At one time, we humans grew our own food, or at least our parents and grandparents did. We were very connected to seeds then. Not anymore.

"People in general are so disconnected from their food. A lot of children think that potatoes just jump into a grocery store, or something like that," McIsaac adds with a laugh. "So I think that's a further mark of disconnect...

"Even being a farmer and buying seeds myself, I still don't totally understand—and I feel very humbled by—the whole seed-saving, seed-breeding, seed-propagation thing. That's a whole other world for us."

Our contemporary lack of consideration for the mighty little seed is even more ironic given virtually everything we eat depends on seeds.

According to National Public Radio, economists determined that the average American eats nearly a ton (and I'm using U.S. metrics here, as in 2,000 pounds) of food a year.
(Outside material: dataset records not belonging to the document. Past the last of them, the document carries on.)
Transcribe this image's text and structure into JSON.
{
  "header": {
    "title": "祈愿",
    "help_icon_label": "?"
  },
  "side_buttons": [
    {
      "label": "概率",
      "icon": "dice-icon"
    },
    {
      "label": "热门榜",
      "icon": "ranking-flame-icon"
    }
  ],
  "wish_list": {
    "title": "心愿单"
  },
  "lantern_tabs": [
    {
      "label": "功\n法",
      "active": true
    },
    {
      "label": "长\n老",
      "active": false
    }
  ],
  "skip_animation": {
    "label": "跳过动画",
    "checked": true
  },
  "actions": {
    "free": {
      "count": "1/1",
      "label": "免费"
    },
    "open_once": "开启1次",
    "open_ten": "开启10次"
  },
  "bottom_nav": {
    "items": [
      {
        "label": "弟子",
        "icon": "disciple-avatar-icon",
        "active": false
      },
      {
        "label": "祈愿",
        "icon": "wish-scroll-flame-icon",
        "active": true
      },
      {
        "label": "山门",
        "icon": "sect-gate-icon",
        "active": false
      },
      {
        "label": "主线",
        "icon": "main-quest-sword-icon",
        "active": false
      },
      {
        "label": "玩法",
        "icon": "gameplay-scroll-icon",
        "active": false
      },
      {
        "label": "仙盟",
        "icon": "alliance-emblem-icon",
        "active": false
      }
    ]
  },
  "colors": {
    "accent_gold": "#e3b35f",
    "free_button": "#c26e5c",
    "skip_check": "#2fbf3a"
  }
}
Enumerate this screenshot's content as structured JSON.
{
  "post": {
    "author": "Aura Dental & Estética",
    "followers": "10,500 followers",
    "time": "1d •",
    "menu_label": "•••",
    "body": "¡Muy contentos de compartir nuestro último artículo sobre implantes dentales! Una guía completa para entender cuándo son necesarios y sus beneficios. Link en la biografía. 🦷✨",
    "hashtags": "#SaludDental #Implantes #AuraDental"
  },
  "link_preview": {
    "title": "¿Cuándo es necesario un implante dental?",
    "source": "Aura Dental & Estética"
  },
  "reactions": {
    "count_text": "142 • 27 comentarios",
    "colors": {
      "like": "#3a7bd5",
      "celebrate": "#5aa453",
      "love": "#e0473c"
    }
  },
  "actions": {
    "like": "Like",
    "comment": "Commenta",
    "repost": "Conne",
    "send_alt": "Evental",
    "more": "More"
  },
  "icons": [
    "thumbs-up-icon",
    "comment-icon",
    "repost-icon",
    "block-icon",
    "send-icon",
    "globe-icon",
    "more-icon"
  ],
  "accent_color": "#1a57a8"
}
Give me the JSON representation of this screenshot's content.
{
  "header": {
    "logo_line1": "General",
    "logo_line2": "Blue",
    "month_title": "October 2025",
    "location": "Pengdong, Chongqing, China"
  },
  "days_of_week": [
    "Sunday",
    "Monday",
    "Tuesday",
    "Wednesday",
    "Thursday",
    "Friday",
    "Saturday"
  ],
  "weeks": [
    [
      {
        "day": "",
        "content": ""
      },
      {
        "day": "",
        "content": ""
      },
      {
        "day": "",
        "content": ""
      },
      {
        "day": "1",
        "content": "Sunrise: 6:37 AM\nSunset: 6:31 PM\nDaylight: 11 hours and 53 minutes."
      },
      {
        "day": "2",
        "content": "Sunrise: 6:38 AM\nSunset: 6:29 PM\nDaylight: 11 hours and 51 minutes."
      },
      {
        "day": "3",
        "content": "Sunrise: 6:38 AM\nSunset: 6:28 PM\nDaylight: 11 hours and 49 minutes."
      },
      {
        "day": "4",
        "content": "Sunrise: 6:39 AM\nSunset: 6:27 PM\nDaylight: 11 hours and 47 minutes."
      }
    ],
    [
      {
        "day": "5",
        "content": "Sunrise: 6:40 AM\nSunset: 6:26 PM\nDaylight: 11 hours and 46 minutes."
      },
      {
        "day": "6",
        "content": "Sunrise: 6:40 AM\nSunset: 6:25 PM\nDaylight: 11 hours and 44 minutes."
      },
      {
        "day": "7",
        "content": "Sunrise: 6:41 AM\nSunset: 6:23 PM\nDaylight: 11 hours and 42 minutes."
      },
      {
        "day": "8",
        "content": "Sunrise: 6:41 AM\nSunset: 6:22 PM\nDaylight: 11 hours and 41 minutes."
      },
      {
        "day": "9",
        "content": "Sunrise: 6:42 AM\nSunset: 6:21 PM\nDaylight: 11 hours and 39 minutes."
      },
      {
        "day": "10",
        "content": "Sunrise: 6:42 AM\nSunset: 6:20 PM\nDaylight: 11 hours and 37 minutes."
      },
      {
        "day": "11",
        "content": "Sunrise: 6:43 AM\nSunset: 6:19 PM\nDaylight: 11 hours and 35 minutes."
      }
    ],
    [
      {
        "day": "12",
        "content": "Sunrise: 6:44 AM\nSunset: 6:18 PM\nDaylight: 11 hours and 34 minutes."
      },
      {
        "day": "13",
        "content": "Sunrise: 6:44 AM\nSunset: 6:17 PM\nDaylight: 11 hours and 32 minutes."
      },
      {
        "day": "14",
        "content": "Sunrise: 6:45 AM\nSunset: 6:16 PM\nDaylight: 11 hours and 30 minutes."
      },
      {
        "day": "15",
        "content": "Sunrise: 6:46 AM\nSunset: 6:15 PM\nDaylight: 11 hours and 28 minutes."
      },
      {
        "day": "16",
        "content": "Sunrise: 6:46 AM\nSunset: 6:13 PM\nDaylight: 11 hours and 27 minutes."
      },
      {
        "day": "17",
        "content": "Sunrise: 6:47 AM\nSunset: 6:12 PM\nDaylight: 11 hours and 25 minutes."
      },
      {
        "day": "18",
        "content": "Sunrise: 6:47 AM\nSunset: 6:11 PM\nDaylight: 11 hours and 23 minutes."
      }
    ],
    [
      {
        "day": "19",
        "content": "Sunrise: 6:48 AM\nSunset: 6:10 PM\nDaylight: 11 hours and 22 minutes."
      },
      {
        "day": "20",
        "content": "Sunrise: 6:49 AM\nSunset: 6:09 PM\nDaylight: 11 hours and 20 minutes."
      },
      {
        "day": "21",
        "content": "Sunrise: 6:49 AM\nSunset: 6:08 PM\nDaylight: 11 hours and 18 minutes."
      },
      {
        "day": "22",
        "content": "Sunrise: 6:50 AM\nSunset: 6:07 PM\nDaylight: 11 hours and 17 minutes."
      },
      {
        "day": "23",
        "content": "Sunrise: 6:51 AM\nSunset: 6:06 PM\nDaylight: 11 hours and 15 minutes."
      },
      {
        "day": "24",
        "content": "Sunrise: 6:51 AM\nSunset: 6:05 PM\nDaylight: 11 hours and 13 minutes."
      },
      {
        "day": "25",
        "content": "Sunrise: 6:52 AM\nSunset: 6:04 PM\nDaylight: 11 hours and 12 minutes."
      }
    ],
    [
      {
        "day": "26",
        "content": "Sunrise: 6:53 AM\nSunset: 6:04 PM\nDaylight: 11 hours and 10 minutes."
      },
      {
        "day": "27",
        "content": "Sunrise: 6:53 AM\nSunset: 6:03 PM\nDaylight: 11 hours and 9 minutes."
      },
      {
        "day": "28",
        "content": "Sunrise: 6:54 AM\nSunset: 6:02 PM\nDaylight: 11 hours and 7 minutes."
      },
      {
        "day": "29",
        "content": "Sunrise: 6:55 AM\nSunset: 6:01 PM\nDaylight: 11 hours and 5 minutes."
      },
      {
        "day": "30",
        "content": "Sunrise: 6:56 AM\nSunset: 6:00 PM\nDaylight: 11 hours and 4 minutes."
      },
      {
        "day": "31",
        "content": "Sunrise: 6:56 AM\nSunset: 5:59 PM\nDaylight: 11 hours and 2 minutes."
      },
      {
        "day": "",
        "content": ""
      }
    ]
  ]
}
Of that, 197 pounds is grain; 273 pounds, fruit; and 415 pounds, veggies. So about 44 per cent of the average American diet depends directly on plants sprouted from seeds. (Sorry, I'd love to give you Canadian equivalents, but economists have yet to crunch our national food consumption data. However, Statistics Canada at has more info.)

When you add in all the plants—all the grain, the grass, the vegetables that the animals we eat live on—you quickly realize that virtually everything we eat depends on seeds. Ergo the huge global seed vault at Svalbard, Norway, where more than 400,000 different types of seed are stored in an isolated vault embedded in permafrost—permafrost that's melting with climate change. But that's a story for another day.

In the meantime, know that the Pemberton Valley is famous for its healthy seed potatoes, largely due to its isolation which keeps seed potatoes, like those grown at Helmers Organic Farm or Across the Creek Organics, free from pests and disease.

You can't buy other seeds from Pemberton farmers, but you can from reliable suppliers to start your own seedy connections. Stefan Butler at Nutrient Dense Farm in Brackendale, where they also take great care with their 30-plus veggies and herbs, has these great tips.

First and foremost, find a good supplier that sells seeds not sprayed with pesticides or fungicides. Start with the BC Eco Seed Co-op, an excellent source of organic suppliers from across the province.

"The seed co-op is really building up and it's something worth supporting," says Butler. "They only get seeds from within B.C., and those seeds are going to be way more adapted to the climate and growing conditions here." West Coast Seeds in Vancouver is also good, offering 1,000+ varieties of untreated, non-GMO seeds.

As for that Mayan mint seed, it comes from Central America. The plant's oil is 1,500 times sweeter than sugar and makes an excellent substitute for stevia, proving you never know what a seed might hold. But you can learn lots about them, as I did, from the University of Chicago's wonderful The Book of Seeds, a life-size guide to 600 species from around the world.

Without lifting a finger or watering can, you can also enjoy the outstanding results carefully grown from well-sourced seeds at Rootdown and Nutrient Dense farms by ordering their CSA (Community Supported Agriculture) harvest boxes online. For Nutrient Dense's fresh produce, also visit the farmers' markets they sell at in Vancouver and Squamish, or their farmstand in beautiful Brackendale. And check out Pemberton's and Whistler's farmers' markets for more happy seed results.

Glenda Bartosh is an award-winning journalist. The first seed she grew was a bright orange marigold in a tin can on her Grade 1 classroom's windowsill.